# Required work
Repeat each entry verbatim.

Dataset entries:
= = =

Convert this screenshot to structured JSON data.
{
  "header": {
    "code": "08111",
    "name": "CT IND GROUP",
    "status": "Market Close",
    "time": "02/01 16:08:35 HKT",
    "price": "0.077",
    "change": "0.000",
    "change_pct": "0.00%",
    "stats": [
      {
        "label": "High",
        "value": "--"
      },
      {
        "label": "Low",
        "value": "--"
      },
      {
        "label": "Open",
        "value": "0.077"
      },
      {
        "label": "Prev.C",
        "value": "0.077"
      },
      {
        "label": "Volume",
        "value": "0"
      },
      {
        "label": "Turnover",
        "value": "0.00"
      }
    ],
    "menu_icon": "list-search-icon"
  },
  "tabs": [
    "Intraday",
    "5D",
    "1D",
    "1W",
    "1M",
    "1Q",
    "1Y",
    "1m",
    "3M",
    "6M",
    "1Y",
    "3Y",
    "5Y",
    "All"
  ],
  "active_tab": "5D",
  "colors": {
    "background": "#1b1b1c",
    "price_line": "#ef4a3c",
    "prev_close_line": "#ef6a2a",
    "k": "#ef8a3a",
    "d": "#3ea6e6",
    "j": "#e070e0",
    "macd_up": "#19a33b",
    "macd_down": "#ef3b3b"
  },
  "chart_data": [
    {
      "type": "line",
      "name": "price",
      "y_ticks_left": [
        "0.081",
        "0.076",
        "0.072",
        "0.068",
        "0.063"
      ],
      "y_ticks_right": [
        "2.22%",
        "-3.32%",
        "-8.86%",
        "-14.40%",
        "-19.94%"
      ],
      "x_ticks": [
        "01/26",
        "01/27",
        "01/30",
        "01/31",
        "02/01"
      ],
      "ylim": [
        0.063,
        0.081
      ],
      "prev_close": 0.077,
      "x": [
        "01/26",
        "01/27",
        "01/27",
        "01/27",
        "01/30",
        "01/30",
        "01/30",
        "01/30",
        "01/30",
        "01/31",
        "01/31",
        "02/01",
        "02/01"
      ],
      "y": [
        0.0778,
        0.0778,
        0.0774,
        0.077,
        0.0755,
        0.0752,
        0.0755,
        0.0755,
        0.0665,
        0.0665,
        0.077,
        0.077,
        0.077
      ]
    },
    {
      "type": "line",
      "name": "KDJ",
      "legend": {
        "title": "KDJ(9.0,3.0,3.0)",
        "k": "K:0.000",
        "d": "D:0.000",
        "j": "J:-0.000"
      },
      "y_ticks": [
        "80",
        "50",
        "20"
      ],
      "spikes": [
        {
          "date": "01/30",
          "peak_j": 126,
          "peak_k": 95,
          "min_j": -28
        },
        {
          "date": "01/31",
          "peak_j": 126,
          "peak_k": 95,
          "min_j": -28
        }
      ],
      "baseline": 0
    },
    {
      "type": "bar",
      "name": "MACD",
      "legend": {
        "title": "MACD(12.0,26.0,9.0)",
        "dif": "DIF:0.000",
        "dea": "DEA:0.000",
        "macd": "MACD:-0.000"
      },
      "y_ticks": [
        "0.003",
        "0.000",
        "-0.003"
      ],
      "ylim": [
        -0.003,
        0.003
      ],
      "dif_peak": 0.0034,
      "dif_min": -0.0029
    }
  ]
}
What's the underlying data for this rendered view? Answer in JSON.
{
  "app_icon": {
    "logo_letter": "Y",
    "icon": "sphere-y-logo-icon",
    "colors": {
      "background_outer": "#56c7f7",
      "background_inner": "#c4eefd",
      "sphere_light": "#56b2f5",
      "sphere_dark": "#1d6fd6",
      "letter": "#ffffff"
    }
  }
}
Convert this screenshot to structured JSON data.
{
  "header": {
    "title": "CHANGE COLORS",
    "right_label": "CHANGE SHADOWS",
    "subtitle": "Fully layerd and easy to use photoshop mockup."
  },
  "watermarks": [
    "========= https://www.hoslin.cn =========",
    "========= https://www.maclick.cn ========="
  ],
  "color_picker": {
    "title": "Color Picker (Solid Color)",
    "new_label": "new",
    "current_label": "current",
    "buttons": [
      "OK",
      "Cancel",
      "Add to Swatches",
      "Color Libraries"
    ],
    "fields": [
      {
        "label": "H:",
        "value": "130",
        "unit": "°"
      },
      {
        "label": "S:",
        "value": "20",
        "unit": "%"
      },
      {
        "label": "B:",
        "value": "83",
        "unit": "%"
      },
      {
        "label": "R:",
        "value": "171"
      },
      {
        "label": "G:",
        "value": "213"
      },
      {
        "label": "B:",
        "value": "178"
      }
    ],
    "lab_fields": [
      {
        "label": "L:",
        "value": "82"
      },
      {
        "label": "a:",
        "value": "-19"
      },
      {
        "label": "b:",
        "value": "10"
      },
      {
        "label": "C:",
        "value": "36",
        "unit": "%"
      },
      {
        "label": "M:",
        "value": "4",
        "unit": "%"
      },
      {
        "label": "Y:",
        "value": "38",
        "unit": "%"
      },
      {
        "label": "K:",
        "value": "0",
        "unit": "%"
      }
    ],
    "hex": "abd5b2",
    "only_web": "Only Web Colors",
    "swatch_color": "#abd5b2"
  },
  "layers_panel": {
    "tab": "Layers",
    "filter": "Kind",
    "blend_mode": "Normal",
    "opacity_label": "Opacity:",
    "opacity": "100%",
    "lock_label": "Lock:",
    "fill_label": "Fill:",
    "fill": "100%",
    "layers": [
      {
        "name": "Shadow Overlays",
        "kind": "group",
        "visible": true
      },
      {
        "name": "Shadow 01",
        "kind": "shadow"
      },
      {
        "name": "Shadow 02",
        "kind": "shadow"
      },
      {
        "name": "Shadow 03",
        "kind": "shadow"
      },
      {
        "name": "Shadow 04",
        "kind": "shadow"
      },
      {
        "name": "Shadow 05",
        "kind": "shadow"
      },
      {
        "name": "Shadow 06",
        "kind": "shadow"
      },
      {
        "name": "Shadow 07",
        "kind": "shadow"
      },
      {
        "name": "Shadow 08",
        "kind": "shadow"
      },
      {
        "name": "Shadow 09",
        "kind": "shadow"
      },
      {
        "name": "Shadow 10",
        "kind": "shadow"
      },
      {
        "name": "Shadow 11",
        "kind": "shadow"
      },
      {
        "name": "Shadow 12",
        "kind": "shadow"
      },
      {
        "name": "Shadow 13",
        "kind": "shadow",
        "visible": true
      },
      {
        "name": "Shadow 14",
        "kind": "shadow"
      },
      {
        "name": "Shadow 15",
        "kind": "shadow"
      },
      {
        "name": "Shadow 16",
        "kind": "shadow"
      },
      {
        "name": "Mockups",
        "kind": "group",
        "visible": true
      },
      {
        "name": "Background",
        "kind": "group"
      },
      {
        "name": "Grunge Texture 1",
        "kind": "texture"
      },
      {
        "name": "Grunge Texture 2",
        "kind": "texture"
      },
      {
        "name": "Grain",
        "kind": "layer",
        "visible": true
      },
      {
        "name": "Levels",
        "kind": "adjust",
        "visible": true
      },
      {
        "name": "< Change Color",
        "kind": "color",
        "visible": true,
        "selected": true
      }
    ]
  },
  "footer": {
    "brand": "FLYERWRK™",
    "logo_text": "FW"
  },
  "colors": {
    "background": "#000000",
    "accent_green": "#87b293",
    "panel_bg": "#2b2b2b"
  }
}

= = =

# Answer to the exercise
Convert this screenshot to structured JSON data.
{
  "header": {
    "code": "08111",
    "name": "CT IND GROUP",
    "status": "Market Close",
    "time": "02/01 16:08:35 HKT",
    "price": "0.077",
    "change": "0.000",
    "change_pct": "0.00%",
    "stats": [
      {
        "label": "High",
        "value": "--"
      },
      {
        "label": "Low",
        "value": "--"
      },
      {
        "label": "Open",
        "value": "0.077"
      },
      {
        "label": "Prev.C",
        "value": "0.077"
      },
      {
        "label": "Volume",
        "value": "0"
      },
      {
        "label": "Turnover",
        "value": "0.00"
      }
    ],
    "menu_icon": "list-search-icon"
  },
  "tabs": [
    "Intraday",
    "5D",
    "1D",
    "1W",
    "1M",
    "1Q",
    "1Y",
    "1m",
    "3M",
    "6M",
    "1Y",
    "3Y",
    "5Y",
    "All"
  ],
  "active_tab": "5D",
  "colors": {
    "background": "#1b1b1c",
    "price_line": "#ef4a3c",
    "prev_close_line": "#ef6a2a",
    "k": "#ef8a3a",
    "d": "#3ea6e6",
    "j": "#e070e0",
    "macd_up": "#19a33b",
    "macd_down": "#ef3b3b"
  },
  "chart_data": [
    {
      "type": "line",
      "name": "price",
      "y_ticks_left": [
        "0.081",
        "0.076",
        "0.072",
        "0.068",
        "0.063"
      ],
      "y_ticks_right": [
        "2.22%",
        "-3.32%",
        "-8.86%",
        "-14.40%",
        "-19.94%"
      ],
      "x_ticks": [
        "01/26",
        "01/27",
        "01/30",
        "01/31",
        "02/01"
      ],
      "ylim": [
        0.063,
        0.081
      ],
      "prev_close": 0.077,
      "x": [
        "01/26",
        "01/27",
        "01/27",
        "01/27",
        "01/30",
        "01/30",
        "01/30",
        "01/30",
        "01/30",
        "01/31",
        "01/31",
        "02/01",
        "02/01"
      ],
      "y": [
        0.0778,
        0.0778,
        0.0774,
        0.077,
        0.0755,
        0.0752,
        0.0755,
        0.0755,
        0.0665,
        0.0665,
        0.077,
        0.077,
        0.077
      ]
    },
    {
      "type": "line",
      "name": "KDJ",
      "legend": {
        "title": "KDJ(9.0,3.0,3.0)",
        "k": "K:0.000",
        "d": "D:0.000",
        "j": "J:-0.000"
      },
      "y_ticks": [
        "80",
        "50",
        "20"
      ],
      "spikes": [
        {
          "date": "01/30",
          "peak_j": 126,
          "peak_k": 95,
          "min_j": -28
        },
        {
          "date": "01/31",
          "peak_j": 126,
          "peak_k": 95,
          "min_j": -28
        }
      ],
      "baseline": 0
    },
    {
      "type": "bar",
      "name": "MACD",
      "legend": {
        "title": "MACD(12.0,26.0,9.0)",
        "dif": "DIF:0.000",
        "dea": "DEA:0.000",
        "macd": "MACD:-0.000"
      },
      "y_ticks": [
        "0.003",
        "0.000",
        "-0.003"
      ],
      "ylim": [
        -0.003,
        0.003
      ],
      "dif_peak": 0.0034,
      "dif_min": -0.0029
    }
  ]
}
What's the underlying data for this rendered view? Answer in JSON.
{
  "app_icon": {
    "logo_letter": "Y",
    "icon": "sphere-y-logo-icon",
    "colors": {
      "background_outer": "#56c7f7",
      "background_inner": "#c4eefd",
      "sphere_light": "#56b2f5",
      "sphere_dark": "#1d6fd6",
      "letter": "#ffffff"
    }
  }
}
Convert this screenshot to structured JSON data.
{
  "header": {
    "title": "CHANGE COLORS",
    "right_label": "CHANGE SHADOWS",
    "subtitle": "Fully layerd and easy to use photoshop mockup."
  },
  "watermarks": [
    "========= https://www.hoslin.cn =========",
    "========= https://www.maclick.cn ========="
  ],
  "color_picker": {
    "title": "Color Picker (Solid Color)",
    "new_label": "new",
    "current_label": "current",
    "buttons": [
      "OK",
      "Cancel",
      "Add to Swatches",
      "Color Libraries"
    ],
    "fields": [
      {
        "label": "H:",
        "value": "130",
        "unit": "°"
      },
      {
        "label": "S:",
        "value": "20",
        "unit": "%"
      },
      {
        "label": "B:",
        "value": "83",
        "unit": "%"
      },
      {
        "label": "R:",
        "value": "171"
      },
      {
        "label": "G:",
        "value": "213"
      },
      {
        "label": "B:",
        "value": "178"
      }
    ],
    "lab_fields": [
      {
        "label": "L:",
        "value": "82"
      },
      {
        "label": "a:",
        "value": "-19"
      },
      {
        "label": "b:",
        "value": "10"
      },
      {
        "label": "C:",
        "value": "36",
        "unit": "%"
      },
      {
        "label": "M:",
        "value": "4",
        "unit": "%"
      },
      {
        "label": "Y:",
        "value": "38",
        "unit": "%"
      },
      {
        "label": "K:",
        "value": "0",
        "unit": "%"
      }
    ],
    "hex": "abd5b2",
    "only_web": "Only Web Colors",
    "swatch_color": "#abd5b2"
  },
  "layers_panel": {
    "tab": "Layers",
    "filter": "Kind",
    "blend_mode": "Normal",
    "opacity_label": "Opacity:",
    "opacity": "100%",
    "lock_label": "Lock:",
    "fill_label": "Fill:",
    "fill": "100%",
    "layers": [
      {
        "name": "Shadow Overlays",
        "kind": "group",
        "visible": true
      },
      {
        "name": "Shadow 01",
        "kind": "shadow"
      },
      {
        "name": "Shadow 02",
        "kind": "shadow"
      },
      {
        "name": "Shadow 03",
        "kind": "shadow"
      },
      {
        "name": "Shadow 04",
        "kind": "shadow"
      },
      {
        "name": "Shadow 05",
        "kind": "shadow"
      },
      {
        "name": "Shadow 06",
        "kind": "shadow"
      },
      {
        "name": "Shadow 07",
        "kind": "shadow"
      },
      {
        "name": "Shadow 08",
        "kind": "shadow"
      },
      {
        "name": "Shadow 09",
        "kind": "shadow"
      },
      {
        "name": "Shadow 10",
        "kind": "shadow"
      },
      {
        "name": "Shadow 11",
        "kind": "shadow"
      },
      {
        "name": "Shadow 12",
        "kind": "shadow"
      },
      {
        "name": "Shadow 13",
        "kind": "shadow",
        "visible": true
      },
      {
        "name": "Shadow 14",
        "kind": "shadow"
      },
      {
        "name": "Shadow 15",
        "kind": "shadow"
      },
      {
        "name": "Shadow 16",
        "kind": "shadow"
      },
      {
        "name": "Mockups",
        "kind": "group",
        "visible": true
      },
      {
        "name": "Background",
        "kind": "group"
      },
      {
        "name": "Grunge Texture 1",
        "kind": "texture"
      },
      {
        "name": "Grunge Texture 2",
        "kind": "texture"
      },
      {
        "name": "Grain",
        "kind": "layer",
        "visible": true
      },
      {
        "name": "Levels",
        "kind": "adjust",
        "visible": true
      },
      {
        "name": "< Change Color",
        "kind": "color",
        "visible": true,
        "selected": true
      }
    ]
  },
  "footer": {
    "brand": "FLYERWRK™",
    "logo_text": "FW"
  },
  "colors": {
    "background": "#000000",
    "accent_green": "#87b293",
    "panel_bg": "#2b2b2b"
  }
}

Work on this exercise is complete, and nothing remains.